# Material to process
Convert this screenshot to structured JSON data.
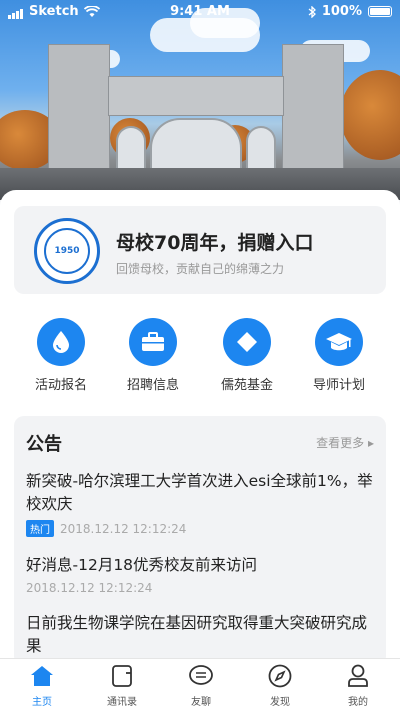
{
  "status_bar": {
    "carrier": "Sketch",
    "time": "9:41 AM",
    "battery": "100%"
  },
  "donate_card": {
    "title": "母校70周年，捐赠入口",
    "subtitle": "回馈母校，贡献自己的绵薄之力",
    "logo_number": "1950"
  },
  "quick_actions": [
    {
      "label": "活动报名",
      "icon": "water-drop-icon"
    },
    {
      "label": "招聘信息",
      "icon": "briefcase-icon"
    },
    {
      "label": "儒苑基金",
      "icon": "diamond-icon"
    },
    {
      "label": "导师计划",
      "icon": "graduation-cap-icon"
    }
  ],
  "notice": {
    "title": "公告",
    "more": "查看更多",
    "items": [
      {
        "title": "新突破-哈尔滨理工大学首次进入esi全球前1%，举校欢庆",
        "tag": "热门",
        "time": "2018.12.12  12:12:24"
      },
      {
        "title": "好消息-12月18优秀校友前来访问",
        "time": "2018.12.12  12:12:24"
      },
      {
        "title": "日前我生物课学院在基因研究取得重大突破研究成果"
      }
    ]
  },
  "tabbar": [
    {
      "label": "主页",
      "icon": "home-icon",
      "active": true
    },
    {
      "label": "通讯录",
      "icon": "contacts-icon"
    },
    {
      "label": "友聊",
      "icon": "chat-icon"
    },
    {
      "label": "发现",
      "icon": "compass-icon"
    },
    {
      "label": "我的",
      "icon": "user-icon"
    }
  ],
  "colors": {
    "primary": "#1d86f0",
    "card_bg": "#f2f3f5"
  }
}
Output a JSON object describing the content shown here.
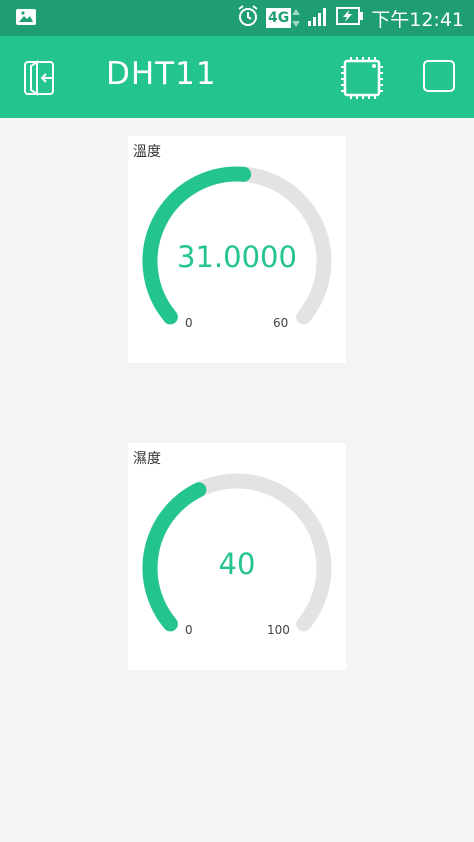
{
  "status": {
    "time": "下午12:41",
    "network": "4G"
  },
  "appbar": {
    "title": "DHT11"
  },
  "gauges": [
    {
      "label": "溫度",
      "value": "31.0000",
      "min": "0",
      "max": "60",
      "fraction": 0.5167
    },
    {
      "label": "濕度",
      "value": "40",
      "min": "0",
      "max": "100",
      "fraction": 0.4
    }
  ],
  "colors": {
    "accent": "#23c48e",
    "statusbar": "#1e9e72",
    "track": "#e3e3e3",
    "background": "#f4f4f4"
  }
}
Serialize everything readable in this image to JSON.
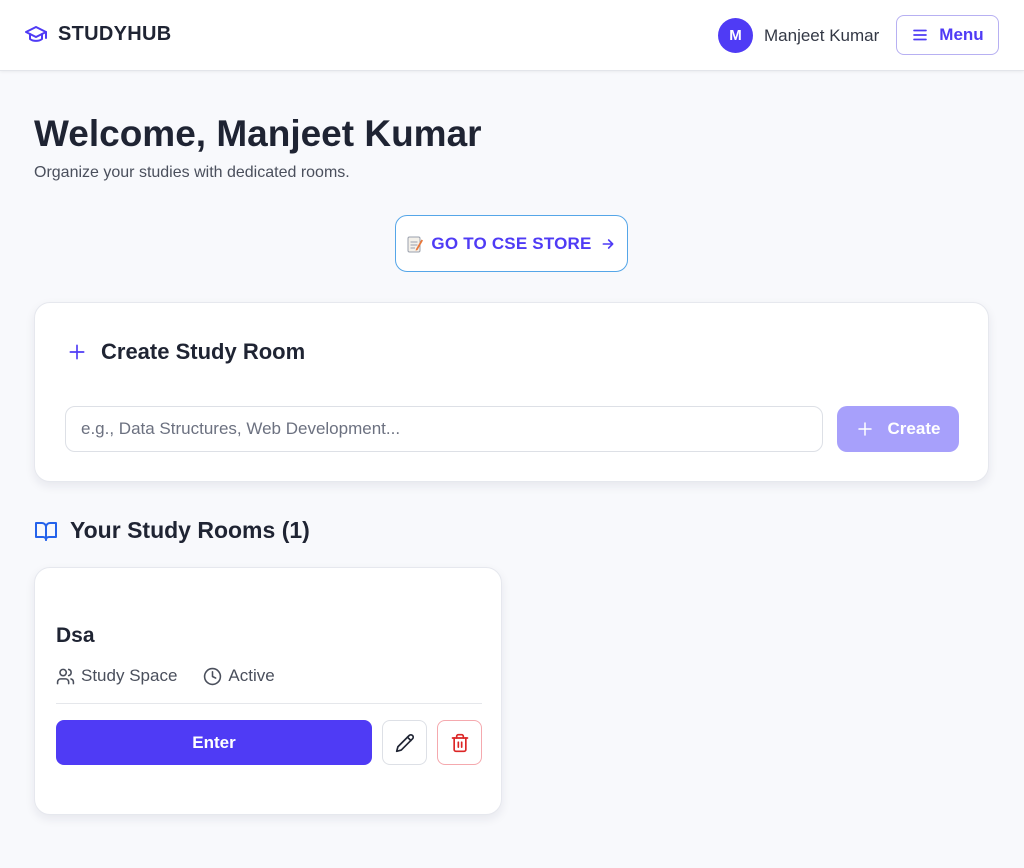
{
  "header": {
    "brand": "STUDYHUB",
    "user_initial": "M",
    "user_name": "Manjeet Kumar",
    "menu_label": "Menu"
  },
  "main": {
    "welcome": "Welcome, Manjeet Kumar",
    "subtitle": "Organize your studies with dedicated rooms.",
    "store_button": "GO TO CSE STORE"
  },
  "create_room": {
    "title": "Create Study Room",
    "placeholder": "e.g., Data Structures, Web Development...",
    "value": "",
    "button": "Create"
  },
  "rooms": {
    "heading": "Your Study Rooms (1)",
    "items": [
      {
        "name": "Dsa",
        "type": "Study Space",
        "status": "Active",
        "enter_label": "Enter"
      }
    ]
  },
  "colors": {
    "accent": "#4f3bf5",
    "accent_disabled": "#a7a0fb",
    "store_border": "#55a6e8",
    "danger": "#dc2626",
    "heading_icon_blue": "#2563eb"
  },
  "icons": {
    "brand": "graduation-cap-icon",
    "menu": "hamburger-icon",
    "store": "memo-icon",
    "store_arrow": "arrow-right-icon",
    "create": "plus-icon",
    "rooms": "book-open-icon",
    "type": "users-icon",
    "status": "clock-icon",
    "edit": "pencil-icon",
    "delete": "trash-icon"
  }
}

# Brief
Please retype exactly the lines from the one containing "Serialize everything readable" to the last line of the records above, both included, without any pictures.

# Exercise answer
Serialize everything readable in this image to JSON.
{
  "header": {
    "brand": "STUDYHUB",
    "user_initial": "M",
    "user_name": "Manjeet Kumar",
    "menu_label": "Menu"
  },
  "main": {
    "welcome": "Welcome, Manjeet Kumar",
    "subtitle": "Organize your studies with dedicated rooms.",
    "store_button": "GO TO CSE STORE"
  },
  "create_room": {
    "title": "Create Study Room",
    "placeholder": "e.g., Data Structures, Web Development...",
    "value": "",
    "button": "Create"
  },
  "rooms": {
    "heading": "Your Study Rooms (1)",
    "items": [
      {
        "name": "Dsa",
        "type": "Study Space",
        "status": "Active",
        "enter_label": "Enter"
      }
    ]
  },
  "colors": {
    "accent": "#4f3bf5",
    "accent_disabled": "#a7a0fb",
    "store_border": "#55a6e8",
    "danger": "#dc2626",
    "heading_icon_blue": "#2563eb"
  },
  "icons": {
    "brand": "graduation-cap-icon",
    "menu": "hamburger-icon",
    "store": "memo-icon",
    "store_arrow": "arrow-right-icon",
    "create": "plus-icon",
    "rooms": "book-open-icon",
    "type": "users-icon",
    "status": "clock-icon",
    "edit": "pencil-icon",
    "delete": "trash-icon"
  }
}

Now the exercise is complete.